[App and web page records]

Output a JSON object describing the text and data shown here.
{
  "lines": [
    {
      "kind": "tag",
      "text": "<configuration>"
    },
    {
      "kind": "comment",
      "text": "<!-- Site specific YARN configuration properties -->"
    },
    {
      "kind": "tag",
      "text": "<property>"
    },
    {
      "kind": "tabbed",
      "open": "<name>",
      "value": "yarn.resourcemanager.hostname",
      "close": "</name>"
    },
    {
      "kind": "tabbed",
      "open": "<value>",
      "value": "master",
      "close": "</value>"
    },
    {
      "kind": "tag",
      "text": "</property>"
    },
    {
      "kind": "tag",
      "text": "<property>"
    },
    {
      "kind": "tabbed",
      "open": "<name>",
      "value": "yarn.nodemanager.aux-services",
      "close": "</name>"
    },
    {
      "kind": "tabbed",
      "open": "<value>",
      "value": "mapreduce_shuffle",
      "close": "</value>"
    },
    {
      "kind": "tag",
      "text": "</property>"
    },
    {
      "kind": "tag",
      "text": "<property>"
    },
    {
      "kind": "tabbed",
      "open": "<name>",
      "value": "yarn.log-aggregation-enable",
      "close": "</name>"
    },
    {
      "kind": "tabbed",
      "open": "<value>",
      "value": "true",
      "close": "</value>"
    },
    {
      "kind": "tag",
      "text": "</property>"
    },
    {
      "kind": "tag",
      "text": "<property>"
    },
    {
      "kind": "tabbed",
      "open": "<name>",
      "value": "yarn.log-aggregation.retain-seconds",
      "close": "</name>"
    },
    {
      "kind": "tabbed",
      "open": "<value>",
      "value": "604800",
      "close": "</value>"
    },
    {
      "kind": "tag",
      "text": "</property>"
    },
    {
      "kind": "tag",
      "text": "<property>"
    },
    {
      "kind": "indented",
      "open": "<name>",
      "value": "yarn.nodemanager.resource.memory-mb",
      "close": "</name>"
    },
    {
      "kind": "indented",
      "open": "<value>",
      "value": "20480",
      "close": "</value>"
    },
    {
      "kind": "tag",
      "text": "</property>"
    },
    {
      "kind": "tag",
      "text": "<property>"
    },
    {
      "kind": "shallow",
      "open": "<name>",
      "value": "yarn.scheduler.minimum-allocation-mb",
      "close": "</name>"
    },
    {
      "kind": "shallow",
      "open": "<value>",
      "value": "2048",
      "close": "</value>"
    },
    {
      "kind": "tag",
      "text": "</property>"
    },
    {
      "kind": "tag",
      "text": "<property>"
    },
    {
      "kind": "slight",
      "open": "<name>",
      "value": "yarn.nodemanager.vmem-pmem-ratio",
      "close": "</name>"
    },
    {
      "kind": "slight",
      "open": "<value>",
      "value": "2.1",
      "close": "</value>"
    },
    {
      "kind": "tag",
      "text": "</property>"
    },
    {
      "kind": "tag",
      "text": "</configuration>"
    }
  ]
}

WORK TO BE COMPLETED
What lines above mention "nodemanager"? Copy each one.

ANSWER SPACE
      "value": "yarn.nodemanager.aux-services",
      "value": "yarn.nodemanager.resource.memory-mb",
      "value": "yarn.nodemanager.vmem-pmem-ratio",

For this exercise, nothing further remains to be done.